As we allow ourselves to be changed, practice loving God and one another, we are transformed into one who not only loves WHAT God loves, but loves HOW God loves. We then incarnate those beliefs into lives which strive for justice and peace in all that we are and with all that we have.

Love and God and neighbor are what all 613 laws in Torah boil down to, even standing on one leg. St. Paul knows it when he writes to the Corinthians that faith, hope and love abide, but the greatest of these is love.

In the letter to the Thessalonians, Paul describes love further: We were gentle among you, like a nurse tenderly caring for her own children. So deeply do we care for you that we are determined to share with you not only the gospel of God but also our own selves, because you have become very dear to us.

This sort of love has nothing sentimental about it. This kind of love is transformative, because it is not about emotion but about will. What is required of us is not that we feel things more strongly, but that we do something about them.

If we are looking for simplicity in our Christian theology, we can find it in the ways we teach our children.
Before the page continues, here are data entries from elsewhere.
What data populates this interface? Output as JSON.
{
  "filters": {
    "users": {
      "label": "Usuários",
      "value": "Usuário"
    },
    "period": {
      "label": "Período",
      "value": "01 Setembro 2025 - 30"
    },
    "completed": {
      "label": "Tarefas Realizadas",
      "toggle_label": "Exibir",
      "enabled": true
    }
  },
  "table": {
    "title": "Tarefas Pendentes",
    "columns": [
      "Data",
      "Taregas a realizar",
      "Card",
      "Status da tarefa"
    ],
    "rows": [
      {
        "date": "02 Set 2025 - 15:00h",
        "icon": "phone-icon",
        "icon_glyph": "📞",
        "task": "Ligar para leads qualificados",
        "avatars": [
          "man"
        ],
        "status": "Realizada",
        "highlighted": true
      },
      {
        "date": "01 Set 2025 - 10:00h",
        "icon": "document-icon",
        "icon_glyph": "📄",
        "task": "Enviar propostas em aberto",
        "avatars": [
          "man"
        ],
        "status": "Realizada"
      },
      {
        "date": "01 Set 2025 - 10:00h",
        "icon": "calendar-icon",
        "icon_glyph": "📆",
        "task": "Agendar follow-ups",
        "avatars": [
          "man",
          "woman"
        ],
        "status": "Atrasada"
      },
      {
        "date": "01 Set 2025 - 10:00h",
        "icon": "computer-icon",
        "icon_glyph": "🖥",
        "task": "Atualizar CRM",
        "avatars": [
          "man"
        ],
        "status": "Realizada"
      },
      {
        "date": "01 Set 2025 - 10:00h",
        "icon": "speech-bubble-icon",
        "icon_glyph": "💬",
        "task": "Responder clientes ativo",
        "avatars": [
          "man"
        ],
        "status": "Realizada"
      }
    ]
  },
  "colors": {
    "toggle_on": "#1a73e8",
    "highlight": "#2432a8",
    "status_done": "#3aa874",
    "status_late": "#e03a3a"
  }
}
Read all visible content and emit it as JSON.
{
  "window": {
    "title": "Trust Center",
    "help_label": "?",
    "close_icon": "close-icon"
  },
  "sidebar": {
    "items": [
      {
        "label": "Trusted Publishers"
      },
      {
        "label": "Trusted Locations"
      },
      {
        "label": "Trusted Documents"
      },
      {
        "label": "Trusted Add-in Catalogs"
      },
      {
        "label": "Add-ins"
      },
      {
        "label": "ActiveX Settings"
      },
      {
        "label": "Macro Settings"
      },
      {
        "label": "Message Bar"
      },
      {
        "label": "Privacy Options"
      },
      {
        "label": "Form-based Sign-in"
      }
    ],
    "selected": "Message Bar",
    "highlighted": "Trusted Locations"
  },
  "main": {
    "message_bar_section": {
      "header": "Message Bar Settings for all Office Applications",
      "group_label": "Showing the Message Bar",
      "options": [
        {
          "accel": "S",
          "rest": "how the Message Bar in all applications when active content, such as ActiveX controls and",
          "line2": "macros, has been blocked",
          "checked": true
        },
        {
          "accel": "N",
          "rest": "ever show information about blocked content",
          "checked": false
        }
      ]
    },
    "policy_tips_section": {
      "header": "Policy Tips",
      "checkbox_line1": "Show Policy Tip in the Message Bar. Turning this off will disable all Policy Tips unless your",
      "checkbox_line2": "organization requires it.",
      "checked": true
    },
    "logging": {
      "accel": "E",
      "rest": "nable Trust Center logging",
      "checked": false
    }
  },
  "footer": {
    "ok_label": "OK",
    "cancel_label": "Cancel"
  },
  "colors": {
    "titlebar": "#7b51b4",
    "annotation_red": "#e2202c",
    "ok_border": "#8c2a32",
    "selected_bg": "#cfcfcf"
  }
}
In Godly Play, one curriculum for youth, there is a story called The Ten Best Ways which is an introduction to the Ten Commandments, whose summary of the Law is: Love God, love other people, and God loves you. It’s simple but not simple-minded. This love is neither mindless nor blind. The Episcopal Church uses it as a slogan and you can find it on bumper stickers: “Love God. Love Your Neighbor. Change the World.”

Jesus was not a fundamentalist, not a legalist, and not a shallow thinker. According to Samuel Candler, he gives the answer to rigid and simplistic interpreters of scripture: “Find your heart, find your soul, find your mind. Then use them to love God and neighbor.”

We come together today to do something transformational; not to contribute to the largest ball of dryer lint on record. But to receive the Holy Eucharist. To take Christ into our very bodies.

Together. As a community of people learning to love by loving. As we allow ourselves to be changed, to be transformed into one which loves what God loves, and how God loves, we will incarnate those beliefs into lives which strive for justice and peace in all that we are and with all that we have. That will be the greatest.